Component data from apps and pages:
====================

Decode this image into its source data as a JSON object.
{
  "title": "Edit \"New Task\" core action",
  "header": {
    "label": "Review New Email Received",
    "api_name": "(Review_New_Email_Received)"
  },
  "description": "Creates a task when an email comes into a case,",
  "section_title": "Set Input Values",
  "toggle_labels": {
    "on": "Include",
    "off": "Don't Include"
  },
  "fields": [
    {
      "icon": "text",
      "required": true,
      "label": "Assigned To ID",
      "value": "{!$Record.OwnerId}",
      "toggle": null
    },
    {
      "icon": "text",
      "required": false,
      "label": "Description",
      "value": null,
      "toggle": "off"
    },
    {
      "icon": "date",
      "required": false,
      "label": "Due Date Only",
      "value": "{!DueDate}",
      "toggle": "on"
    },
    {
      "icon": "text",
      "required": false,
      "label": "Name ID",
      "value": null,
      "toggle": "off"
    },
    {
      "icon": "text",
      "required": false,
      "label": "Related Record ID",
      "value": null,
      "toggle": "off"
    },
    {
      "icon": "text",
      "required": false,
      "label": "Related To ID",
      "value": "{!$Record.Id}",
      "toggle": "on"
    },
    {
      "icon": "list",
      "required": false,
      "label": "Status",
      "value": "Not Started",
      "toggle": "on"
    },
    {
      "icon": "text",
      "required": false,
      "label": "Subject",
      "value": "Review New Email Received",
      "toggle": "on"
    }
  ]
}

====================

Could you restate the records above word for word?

Answer box =>
Decode this image into its source data as a JSON object.
{
  "title": "Edit \"New Task\" core action",
  "header": {
    "label": "Review New Email Received",
    "api_name": "(Review_New_Email_Received)"
  },
  "description": "Creates a task when an email comes into a case,",
  "section_title": "Set Input Values",
  "toggle_labels": {
    "on": "Include",
    "off": "Don't Include"
  },
  "fields": [
    {
      "icon": "text",
      "required": true,
      "label": "Assigned To ID",
      "value": "{!$Record.OwnerId}",
      "toggle": null
    },
    {
      "icon": "text",
      "required": false,
      "label": "Description",
      "value": null,
      "toggle": "off"
    },
    {
      "icon": "date",
      "required": false,
      "label": "Due Date Only",
      "value": "{!DueDate}",
      "toggle": "on"
    },
    {
      "icon": "text",
      "required": false,
      "label": "Name ID",
      "value": null,
      "toggle": "off"
    },
    {
      "icon": "text",
      "required": false,
      "label": "Related Record ID",
      "value": null,
      "toggle": "off"
    },
    {
      "icon": "text",
      "required": false,
      "label": "Related To ID",
      "value": "{!$Record.Id}",
      "toggle": "on"
    },
    {
      "icon": "list",
      "required": false,
      "label": "Status",
      "value": "Not Started",
      "toggle": "on"
    },
    {
      "icon": "text",
      "required": false,
      "label": "Subject",
      "value": "Review New Email Received",
      "toggle": "on"
    }
  ]
}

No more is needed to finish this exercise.